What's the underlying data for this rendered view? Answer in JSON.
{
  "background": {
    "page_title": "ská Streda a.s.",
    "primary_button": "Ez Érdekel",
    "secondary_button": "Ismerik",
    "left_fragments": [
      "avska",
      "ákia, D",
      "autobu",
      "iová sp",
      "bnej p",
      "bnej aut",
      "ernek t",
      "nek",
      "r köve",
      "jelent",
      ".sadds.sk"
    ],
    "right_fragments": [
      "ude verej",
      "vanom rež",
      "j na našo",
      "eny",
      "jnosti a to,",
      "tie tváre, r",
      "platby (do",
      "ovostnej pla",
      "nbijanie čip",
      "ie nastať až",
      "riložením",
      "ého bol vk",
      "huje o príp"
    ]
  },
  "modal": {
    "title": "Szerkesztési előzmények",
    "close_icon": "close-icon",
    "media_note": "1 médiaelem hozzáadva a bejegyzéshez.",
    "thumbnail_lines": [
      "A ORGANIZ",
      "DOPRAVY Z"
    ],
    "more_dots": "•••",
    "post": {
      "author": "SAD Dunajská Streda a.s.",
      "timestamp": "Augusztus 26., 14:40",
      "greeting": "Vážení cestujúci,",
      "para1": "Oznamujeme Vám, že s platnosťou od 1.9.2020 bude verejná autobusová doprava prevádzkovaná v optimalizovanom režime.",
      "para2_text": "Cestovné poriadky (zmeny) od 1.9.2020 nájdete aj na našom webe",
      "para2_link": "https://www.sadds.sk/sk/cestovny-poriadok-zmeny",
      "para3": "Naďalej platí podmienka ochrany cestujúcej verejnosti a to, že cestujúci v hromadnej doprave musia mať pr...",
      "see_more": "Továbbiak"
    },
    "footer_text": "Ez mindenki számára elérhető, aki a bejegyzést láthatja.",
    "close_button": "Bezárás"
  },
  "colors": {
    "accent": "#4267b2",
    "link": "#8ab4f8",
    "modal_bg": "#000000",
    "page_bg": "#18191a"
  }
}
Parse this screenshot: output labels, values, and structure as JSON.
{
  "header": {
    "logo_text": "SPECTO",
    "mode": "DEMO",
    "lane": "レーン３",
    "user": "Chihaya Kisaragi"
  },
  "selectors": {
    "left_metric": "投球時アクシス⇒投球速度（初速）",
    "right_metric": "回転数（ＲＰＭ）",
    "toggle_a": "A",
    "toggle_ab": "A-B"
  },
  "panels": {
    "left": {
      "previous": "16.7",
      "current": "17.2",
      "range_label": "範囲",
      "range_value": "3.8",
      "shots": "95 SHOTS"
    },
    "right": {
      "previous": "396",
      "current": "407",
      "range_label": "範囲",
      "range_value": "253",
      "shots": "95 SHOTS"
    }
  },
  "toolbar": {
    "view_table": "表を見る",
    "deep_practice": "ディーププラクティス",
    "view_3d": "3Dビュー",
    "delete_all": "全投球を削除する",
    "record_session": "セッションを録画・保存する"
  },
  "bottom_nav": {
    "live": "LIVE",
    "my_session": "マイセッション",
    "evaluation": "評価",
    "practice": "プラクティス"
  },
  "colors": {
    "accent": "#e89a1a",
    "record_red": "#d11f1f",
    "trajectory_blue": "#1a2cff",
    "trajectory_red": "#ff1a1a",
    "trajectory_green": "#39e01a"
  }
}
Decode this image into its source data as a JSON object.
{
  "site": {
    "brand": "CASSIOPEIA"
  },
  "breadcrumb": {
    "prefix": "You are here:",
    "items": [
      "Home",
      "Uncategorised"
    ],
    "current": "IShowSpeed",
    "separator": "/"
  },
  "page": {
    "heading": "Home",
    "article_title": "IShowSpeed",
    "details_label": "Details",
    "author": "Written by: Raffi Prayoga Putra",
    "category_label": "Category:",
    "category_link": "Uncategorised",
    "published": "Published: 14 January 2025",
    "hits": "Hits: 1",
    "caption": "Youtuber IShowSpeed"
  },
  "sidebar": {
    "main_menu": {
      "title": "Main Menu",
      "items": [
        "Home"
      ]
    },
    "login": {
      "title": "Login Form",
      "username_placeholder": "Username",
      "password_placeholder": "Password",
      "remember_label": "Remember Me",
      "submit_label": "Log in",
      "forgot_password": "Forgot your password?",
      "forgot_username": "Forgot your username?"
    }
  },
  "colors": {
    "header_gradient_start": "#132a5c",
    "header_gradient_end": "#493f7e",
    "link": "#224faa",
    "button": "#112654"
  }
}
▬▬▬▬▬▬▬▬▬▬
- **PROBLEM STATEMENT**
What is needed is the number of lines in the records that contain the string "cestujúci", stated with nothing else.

- **TASK ANSWER**
2